#### TASK DESCRIPTION:
For the word "thumbnail", give the number of lines in these entries that contain it, with nothing else.

____ PROVIDED RECORDS

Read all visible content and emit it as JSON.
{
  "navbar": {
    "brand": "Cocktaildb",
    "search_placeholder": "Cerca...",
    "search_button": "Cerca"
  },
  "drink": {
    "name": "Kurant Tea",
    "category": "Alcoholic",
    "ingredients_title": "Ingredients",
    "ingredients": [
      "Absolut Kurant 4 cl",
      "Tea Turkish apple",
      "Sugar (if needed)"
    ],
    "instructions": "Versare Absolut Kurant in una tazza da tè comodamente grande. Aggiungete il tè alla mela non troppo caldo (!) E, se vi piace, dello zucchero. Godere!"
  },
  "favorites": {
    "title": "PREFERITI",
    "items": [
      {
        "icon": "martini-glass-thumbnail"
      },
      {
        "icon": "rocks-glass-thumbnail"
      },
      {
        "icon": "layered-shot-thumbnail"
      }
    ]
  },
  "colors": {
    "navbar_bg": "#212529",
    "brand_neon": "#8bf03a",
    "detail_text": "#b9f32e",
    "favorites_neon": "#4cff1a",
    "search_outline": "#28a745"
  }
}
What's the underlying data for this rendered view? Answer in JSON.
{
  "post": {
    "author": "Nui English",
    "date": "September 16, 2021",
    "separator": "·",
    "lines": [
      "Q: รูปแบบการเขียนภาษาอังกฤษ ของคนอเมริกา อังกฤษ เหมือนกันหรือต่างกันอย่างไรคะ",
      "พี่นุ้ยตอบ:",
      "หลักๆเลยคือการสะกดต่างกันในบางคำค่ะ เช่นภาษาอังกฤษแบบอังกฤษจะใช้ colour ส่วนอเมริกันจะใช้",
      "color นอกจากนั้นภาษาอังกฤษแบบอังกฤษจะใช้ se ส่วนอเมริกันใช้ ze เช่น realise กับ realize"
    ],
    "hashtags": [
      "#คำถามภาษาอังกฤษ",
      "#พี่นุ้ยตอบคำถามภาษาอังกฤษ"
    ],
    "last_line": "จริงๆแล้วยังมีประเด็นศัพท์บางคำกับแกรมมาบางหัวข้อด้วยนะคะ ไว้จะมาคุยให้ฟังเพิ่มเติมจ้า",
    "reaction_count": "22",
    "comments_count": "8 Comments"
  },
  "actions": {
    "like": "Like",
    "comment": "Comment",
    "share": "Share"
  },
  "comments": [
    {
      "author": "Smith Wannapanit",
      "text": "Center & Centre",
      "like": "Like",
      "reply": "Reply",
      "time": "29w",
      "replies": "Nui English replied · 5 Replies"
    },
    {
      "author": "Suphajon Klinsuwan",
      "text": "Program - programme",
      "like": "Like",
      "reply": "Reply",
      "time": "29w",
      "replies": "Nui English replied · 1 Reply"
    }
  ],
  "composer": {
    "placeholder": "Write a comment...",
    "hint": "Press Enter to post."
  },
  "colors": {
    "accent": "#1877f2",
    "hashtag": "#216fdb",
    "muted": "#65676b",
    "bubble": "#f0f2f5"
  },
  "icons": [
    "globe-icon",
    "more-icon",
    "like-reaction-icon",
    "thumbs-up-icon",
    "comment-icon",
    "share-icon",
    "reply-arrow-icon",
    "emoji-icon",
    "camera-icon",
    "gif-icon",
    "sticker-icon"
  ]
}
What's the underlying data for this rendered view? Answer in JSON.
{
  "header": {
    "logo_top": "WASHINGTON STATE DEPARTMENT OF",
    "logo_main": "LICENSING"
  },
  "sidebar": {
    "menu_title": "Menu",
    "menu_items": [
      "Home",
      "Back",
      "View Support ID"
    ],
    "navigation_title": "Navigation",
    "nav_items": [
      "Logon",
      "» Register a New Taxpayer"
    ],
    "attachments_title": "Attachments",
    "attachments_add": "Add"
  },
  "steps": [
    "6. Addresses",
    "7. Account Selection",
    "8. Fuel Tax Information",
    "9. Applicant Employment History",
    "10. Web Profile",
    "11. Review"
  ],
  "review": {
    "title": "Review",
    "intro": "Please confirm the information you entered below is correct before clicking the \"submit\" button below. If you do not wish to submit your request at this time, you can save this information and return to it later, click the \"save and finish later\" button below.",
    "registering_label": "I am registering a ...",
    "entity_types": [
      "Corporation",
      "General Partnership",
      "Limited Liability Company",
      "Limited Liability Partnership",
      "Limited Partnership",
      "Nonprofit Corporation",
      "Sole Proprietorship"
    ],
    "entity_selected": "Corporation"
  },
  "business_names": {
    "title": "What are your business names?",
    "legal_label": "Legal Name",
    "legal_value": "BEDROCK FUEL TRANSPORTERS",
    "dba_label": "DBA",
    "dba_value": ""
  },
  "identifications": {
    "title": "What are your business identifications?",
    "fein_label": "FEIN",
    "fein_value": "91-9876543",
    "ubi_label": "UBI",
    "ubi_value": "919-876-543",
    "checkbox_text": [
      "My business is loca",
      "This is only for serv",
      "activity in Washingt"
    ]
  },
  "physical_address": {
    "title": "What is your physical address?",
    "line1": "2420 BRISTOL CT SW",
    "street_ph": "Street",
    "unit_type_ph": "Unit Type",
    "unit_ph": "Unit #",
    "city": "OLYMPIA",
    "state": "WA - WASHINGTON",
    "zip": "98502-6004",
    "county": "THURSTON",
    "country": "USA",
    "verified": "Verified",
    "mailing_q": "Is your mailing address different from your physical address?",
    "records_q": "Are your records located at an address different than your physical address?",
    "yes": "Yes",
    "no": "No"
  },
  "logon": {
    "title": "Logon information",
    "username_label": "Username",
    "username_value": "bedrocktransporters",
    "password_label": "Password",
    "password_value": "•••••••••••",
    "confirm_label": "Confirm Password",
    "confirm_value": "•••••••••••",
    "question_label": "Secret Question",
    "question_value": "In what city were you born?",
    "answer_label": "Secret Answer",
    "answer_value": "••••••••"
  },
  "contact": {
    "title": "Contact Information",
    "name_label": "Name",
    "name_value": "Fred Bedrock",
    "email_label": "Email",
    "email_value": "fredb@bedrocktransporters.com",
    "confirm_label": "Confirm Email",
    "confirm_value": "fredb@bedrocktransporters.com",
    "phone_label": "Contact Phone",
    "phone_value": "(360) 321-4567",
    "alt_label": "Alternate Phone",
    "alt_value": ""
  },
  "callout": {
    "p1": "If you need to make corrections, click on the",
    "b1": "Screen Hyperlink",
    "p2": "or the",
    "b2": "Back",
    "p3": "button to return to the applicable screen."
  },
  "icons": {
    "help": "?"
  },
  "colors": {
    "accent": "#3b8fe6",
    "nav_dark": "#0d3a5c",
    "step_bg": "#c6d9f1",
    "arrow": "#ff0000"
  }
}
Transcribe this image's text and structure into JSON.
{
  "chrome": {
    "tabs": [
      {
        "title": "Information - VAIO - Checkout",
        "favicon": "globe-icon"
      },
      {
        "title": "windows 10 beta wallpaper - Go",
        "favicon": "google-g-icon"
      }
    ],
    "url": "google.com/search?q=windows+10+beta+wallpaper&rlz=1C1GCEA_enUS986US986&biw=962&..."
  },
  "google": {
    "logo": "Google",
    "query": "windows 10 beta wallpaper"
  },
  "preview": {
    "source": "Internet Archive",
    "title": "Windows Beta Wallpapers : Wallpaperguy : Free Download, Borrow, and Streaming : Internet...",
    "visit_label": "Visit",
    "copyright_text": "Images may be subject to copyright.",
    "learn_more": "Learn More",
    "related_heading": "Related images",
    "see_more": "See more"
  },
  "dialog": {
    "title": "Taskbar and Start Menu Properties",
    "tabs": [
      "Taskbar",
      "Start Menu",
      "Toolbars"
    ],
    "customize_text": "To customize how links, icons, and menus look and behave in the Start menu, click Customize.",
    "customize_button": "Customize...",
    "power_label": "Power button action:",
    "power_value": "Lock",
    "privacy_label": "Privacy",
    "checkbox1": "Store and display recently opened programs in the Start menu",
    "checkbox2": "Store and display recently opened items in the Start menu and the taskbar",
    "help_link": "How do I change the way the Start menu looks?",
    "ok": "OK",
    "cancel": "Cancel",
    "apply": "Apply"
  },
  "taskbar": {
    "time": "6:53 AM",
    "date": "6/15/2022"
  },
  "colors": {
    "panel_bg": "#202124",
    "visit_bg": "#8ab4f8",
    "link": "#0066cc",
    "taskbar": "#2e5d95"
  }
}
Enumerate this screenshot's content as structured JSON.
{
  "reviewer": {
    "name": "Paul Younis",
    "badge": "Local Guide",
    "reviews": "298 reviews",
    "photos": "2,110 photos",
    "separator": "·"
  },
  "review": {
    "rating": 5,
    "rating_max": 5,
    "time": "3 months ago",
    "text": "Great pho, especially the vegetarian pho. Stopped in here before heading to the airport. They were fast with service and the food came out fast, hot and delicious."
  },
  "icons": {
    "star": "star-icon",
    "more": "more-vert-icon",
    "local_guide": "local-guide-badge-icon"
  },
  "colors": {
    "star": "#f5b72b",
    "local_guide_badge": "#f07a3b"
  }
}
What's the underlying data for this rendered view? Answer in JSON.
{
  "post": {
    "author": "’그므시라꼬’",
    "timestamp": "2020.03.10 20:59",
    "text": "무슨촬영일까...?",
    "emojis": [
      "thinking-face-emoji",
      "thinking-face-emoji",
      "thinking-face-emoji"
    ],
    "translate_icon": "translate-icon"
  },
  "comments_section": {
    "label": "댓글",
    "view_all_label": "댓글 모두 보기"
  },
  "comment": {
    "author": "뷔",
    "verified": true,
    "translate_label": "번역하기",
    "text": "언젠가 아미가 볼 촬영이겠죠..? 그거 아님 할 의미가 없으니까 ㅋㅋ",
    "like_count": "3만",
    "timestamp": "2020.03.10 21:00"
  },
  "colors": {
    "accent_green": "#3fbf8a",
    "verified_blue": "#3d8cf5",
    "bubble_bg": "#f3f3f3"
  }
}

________

#### OUTPUT OF THE TASK:
3